- _Work to complete_
Find the string "data" in the records. Copy every line it appears in.

[Source records]
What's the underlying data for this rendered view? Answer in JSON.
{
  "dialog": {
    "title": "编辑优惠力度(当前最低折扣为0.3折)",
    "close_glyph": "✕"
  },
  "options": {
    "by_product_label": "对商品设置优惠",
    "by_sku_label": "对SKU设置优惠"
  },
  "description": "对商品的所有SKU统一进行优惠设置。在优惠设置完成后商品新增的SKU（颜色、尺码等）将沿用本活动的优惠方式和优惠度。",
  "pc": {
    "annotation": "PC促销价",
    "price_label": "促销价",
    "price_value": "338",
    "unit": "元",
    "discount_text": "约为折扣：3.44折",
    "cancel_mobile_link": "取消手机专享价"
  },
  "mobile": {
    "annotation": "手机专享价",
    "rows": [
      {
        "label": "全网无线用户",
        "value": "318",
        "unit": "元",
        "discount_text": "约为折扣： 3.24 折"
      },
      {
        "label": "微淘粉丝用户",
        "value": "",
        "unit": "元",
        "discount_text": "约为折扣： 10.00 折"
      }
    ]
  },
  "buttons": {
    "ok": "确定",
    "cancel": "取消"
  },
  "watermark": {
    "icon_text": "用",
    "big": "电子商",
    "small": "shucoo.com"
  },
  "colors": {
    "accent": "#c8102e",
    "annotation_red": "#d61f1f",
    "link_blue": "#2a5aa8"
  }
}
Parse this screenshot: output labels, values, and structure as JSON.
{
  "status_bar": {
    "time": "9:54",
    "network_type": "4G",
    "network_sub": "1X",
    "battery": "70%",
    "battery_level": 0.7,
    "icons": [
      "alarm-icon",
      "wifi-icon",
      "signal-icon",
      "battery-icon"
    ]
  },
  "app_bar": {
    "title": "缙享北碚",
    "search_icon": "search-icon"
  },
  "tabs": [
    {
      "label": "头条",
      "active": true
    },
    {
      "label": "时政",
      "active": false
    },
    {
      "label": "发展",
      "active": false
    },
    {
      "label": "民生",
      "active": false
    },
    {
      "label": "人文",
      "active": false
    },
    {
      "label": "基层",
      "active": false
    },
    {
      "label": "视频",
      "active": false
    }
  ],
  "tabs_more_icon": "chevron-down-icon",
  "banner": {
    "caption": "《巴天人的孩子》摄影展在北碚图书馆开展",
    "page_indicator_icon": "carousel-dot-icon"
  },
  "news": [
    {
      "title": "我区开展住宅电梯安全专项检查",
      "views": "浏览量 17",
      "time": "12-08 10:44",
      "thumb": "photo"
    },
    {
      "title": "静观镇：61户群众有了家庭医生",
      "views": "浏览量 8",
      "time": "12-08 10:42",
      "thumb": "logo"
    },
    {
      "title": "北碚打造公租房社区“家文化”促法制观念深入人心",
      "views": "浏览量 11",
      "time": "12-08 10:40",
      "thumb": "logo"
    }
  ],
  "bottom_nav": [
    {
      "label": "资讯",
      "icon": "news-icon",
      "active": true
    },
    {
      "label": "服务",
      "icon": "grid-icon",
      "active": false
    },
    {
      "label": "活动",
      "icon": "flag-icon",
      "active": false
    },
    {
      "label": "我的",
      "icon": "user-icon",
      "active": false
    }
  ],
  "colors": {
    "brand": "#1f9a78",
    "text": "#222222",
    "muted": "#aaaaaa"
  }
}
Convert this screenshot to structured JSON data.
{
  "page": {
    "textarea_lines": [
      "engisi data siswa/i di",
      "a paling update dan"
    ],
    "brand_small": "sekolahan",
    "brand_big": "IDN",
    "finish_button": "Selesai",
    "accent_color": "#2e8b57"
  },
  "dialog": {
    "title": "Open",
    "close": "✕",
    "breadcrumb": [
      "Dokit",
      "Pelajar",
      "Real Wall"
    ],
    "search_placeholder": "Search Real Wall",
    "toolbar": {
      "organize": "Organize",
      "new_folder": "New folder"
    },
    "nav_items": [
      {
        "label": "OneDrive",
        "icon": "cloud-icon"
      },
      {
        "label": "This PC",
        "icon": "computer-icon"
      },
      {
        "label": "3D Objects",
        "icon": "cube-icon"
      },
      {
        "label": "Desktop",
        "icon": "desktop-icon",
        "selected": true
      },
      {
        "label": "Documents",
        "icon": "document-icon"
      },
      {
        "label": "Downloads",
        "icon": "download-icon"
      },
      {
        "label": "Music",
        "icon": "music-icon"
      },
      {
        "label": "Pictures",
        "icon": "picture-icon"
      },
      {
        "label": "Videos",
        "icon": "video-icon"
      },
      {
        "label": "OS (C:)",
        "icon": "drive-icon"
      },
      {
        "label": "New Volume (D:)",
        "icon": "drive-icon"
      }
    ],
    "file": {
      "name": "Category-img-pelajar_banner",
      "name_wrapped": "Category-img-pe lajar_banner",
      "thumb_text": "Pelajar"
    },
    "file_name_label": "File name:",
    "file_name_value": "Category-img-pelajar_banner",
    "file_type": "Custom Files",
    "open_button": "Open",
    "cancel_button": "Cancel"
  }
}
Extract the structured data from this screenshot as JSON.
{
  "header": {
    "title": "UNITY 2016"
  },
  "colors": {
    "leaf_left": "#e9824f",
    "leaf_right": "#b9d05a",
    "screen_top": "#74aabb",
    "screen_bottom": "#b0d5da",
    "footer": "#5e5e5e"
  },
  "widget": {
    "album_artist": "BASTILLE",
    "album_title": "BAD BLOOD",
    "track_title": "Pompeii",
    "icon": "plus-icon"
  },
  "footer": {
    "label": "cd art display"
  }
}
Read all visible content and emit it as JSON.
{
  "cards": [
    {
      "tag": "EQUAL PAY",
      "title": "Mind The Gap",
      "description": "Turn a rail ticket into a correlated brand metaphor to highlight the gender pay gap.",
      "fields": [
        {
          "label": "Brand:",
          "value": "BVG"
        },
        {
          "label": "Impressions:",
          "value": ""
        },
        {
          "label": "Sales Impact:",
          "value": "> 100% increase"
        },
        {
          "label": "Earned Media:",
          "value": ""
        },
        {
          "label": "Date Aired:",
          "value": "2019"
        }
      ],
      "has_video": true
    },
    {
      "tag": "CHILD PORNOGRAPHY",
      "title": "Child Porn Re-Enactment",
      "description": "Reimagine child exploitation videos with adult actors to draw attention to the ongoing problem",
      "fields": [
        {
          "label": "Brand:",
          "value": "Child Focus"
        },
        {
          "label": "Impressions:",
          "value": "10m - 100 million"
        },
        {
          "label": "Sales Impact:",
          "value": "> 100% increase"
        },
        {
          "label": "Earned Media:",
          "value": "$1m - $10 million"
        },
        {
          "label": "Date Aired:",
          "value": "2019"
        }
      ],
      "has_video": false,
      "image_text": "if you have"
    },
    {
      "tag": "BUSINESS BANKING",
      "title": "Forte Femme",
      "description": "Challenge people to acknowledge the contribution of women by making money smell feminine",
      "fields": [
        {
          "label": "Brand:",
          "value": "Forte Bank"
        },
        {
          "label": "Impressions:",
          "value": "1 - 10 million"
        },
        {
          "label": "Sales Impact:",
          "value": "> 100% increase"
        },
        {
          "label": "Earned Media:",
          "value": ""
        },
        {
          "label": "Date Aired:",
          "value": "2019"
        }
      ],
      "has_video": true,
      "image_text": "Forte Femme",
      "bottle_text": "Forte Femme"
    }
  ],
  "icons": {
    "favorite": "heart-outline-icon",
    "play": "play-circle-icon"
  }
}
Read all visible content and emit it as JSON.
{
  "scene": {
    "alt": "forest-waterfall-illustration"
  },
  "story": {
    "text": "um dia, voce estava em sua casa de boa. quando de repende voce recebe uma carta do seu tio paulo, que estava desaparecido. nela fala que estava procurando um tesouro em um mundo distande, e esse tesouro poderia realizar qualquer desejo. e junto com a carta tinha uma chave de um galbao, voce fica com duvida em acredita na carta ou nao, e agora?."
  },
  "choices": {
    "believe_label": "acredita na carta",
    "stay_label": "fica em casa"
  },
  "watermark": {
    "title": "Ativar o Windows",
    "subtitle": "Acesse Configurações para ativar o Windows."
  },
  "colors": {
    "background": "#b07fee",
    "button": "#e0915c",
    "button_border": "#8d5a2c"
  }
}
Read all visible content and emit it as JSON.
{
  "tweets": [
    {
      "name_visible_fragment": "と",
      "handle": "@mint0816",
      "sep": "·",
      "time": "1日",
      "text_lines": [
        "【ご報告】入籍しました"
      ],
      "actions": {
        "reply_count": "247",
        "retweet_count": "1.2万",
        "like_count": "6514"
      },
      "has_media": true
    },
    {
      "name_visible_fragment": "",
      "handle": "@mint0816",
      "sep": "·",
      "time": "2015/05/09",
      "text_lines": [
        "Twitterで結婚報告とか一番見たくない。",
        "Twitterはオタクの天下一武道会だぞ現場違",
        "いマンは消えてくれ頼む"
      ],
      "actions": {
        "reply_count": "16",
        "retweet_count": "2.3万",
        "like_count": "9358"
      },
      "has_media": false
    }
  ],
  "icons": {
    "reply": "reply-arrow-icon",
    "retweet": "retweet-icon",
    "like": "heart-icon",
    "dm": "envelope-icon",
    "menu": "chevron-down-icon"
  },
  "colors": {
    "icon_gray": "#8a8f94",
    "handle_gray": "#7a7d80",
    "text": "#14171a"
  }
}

- _Written response_
What's the underlying data for this rendered view? Answer in JSON.
Convert this screenshot to structured JSON data.
      "engisi data siswa/i di",
Extract the structured data from this screenshot as JSON.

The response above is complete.